Twisting its way through the American midwest, past corn fields and major urban areas alike, the Mississippi River is in a way timeless. Controlled now by wing dikes and dams, the great river still bears a strong resemblance to its prehistoric self.
In 1673, near present day Alton, Ill. the French Catholic Priest and explorer Jaques Marquette spotted a very large Native American cliff painting, or petroglyph, on the face of the bluffs. He described in some detail two great monsters, hideous and frightening to him, with faces like that of a man, the antlers of a deer, red eyes and the tail of a fish. This was the legendary Piasa bird.

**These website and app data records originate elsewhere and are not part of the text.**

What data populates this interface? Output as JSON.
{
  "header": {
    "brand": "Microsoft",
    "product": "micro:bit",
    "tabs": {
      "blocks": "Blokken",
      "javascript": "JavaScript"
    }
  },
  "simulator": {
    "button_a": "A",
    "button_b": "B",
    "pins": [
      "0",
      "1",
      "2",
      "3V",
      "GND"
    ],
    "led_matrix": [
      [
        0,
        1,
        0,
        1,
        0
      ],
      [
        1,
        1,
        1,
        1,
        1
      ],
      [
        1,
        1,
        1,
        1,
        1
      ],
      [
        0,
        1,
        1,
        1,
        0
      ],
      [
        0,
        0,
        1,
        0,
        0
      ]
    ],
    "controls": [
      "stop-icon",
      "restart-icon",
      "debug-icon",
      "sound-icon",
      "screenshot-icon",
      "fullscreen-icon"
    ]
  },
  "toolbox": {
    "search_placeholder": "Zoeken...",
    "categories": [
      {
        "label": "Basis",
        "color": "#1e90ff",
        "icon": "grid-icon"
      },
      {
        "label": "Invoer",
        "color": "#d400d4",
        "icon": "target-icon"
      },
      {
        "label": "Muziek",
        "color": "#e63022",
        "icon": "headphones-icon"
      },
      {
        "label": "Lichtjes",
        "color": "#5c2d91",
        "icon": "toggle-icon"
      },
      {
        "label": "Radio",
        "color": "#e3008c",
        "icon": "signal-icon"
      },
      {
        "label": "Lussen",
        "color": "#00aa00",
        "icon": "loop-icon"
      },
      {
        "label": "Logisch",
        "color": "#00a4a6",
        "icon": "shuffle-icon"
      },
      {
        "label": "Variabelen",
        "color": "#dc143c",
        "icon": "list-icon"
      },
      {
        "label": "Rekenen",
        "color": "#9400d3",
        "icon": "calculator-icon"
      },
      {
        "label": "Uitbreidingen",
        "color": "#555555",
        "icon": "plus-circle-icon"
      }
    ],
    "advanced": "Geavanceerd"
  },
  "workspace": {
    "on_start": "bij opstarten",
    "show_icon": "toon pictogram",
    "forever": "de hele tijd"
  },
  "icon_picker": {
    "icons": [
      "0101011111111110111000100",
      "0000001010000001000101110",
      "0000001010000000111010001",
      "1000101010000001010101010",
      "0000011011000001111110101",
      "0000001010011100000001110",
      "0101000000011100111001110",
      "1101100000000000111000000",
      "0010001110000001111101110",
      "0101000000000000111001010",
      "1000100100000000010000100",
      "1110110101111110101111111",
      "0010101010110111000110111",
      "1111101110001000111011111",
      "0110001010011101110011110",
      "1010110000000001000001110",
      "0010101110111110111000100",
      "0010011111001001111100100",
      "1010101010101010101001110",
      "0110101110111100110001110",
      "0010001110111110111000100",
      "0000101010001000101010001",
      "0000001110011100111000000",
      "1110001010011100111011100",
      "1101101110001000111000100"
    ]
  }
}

In reality, it wasn't a bird at all. Marquette and later 18th century accounts of the spectacle made no mention of wings. Most of the legend that many of us from the midwest have heard is a fabrication; traced to a man named John Russell who made most of it up in an article he wrote in 1836. The piasa bird petroglyph, sadly, no longer exists, having both faded seriously and ended up being quarried off the face of the bluff itself. It remains, by and large, a mystery as to why the Native Americans went through such lengths as to climb the face of the bluff and create elaborate paintings of monsters. The basis for the subject of the paintings is now conjectural, the paintings themselves long gone - but the story does not end here.

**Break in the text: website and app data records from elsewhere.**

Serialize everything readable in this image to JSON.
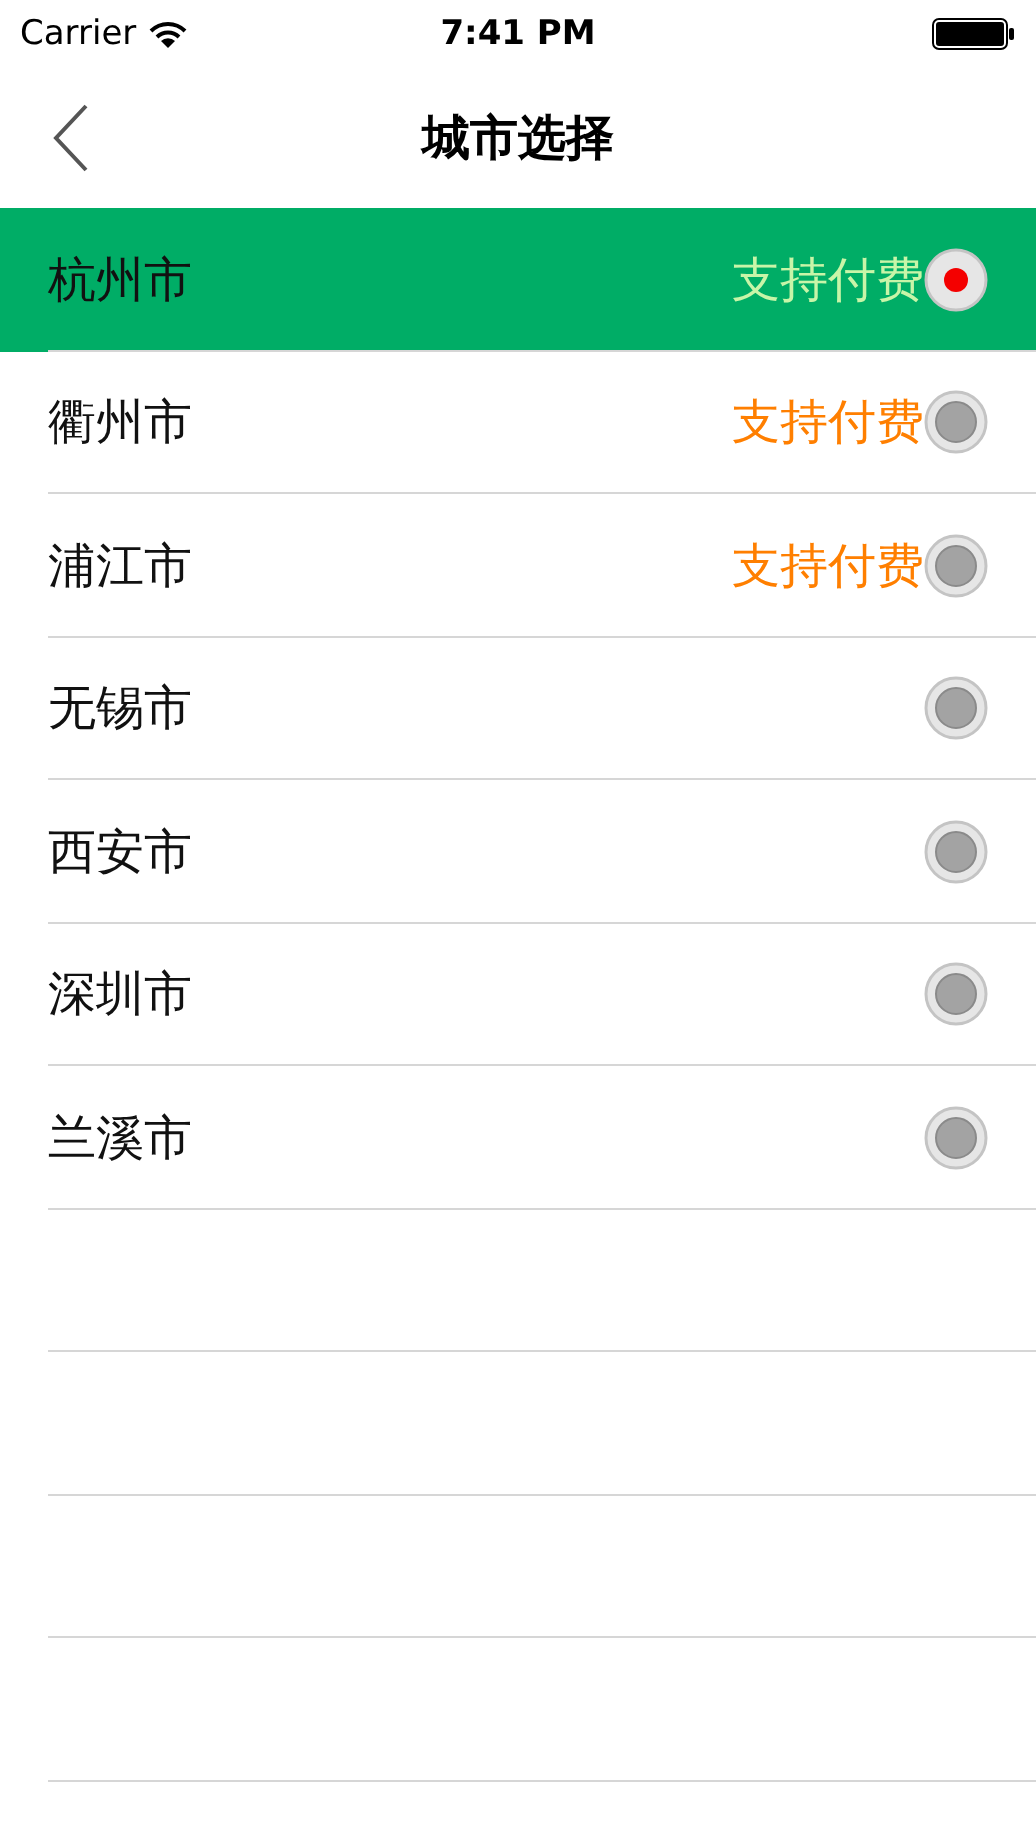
{
  "status_bar": {
    "carrier": "Carrier",
    "time": "7:41 PM"
  },
  "nav": {
    "title": "城市选择"
  },
  "cities": [
    {
      "name": "杭州市",
      "badge": "支持付费",
      "selected": true
    },
    {
      "name": "衢州市",
      "badge": "支持付费",
      "selected": false
    },
    {
      "name": "浦江市",
      "badge": "支持付费",
      "selected": false
    },
    {
      "name": "无锡市",
      "selected": false
    },
    {
      "name": "西安市",
      "selected": false
    },
    {
      "name": "深圳市",
      "selected": false
    },
    {
      "name": "兰溪市",
      "selected": false
    }
  ]
}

In 1972 the town of Louisiana, Missouri, itself located on the banks of the great river, played unwitting host to a cryptozoological creature named Momo. Short for the Missouri Monster, Momo was described as smelling horrifically bad, with a pumpkin shaped head and a hairy body. Momo seemed to have a taste for rotten flesh, as he was known to dig up the graves of deceased pets, no doubt contributing to the stench. Supposedly six to seven feet tall, Momo was also known to emit growls and shrieks, not unlike those usually reported in bigfoot cases. A few days after the first sighting, and a particularly harrowing incident involving the monster terrorizing part of the congregation of the local pentecostal church, in old time small town fashion, the Sheriff of Louisiana formed an armed posse and went searching for Momo.
The posse found nothing, and plaster casts of tracks attributed to Momo appeared to have been fakes. The Monster more or less dissappeared as abruptly as he came. Occasional sightings continue in the area around Louisiana but they are often dubious or poorly detailed. In 1972, dozens of people ranging from Pike County to St. Charles County in Missouri along the Mississippi saw a cryptid that today remains unexplained.
The Momo sightings coincided with a UFO flap of sorts in the same area. Throughout the 1970's, multiple reports of UFO activity, particularly disc shaped craft, accompanied by cattle mutilations gripped the area. Theories have been advanced for years that the Bigfoot and UFO phenomena are somehow linked, and in the case of Momo that may have been true, but most of the time these events often seem separate, linked perhaps only by circumstance in all but a few cases. Was Momo a creature left here by an alien craft, or just the overactive collective imagination of a small Missouri town? What did the Indian's see that inspired the Piasa bird petroglyphs? We will probably never know, but what we can say for sure is that the Mississippi still has secrets, and some day, Momo may yet appear again.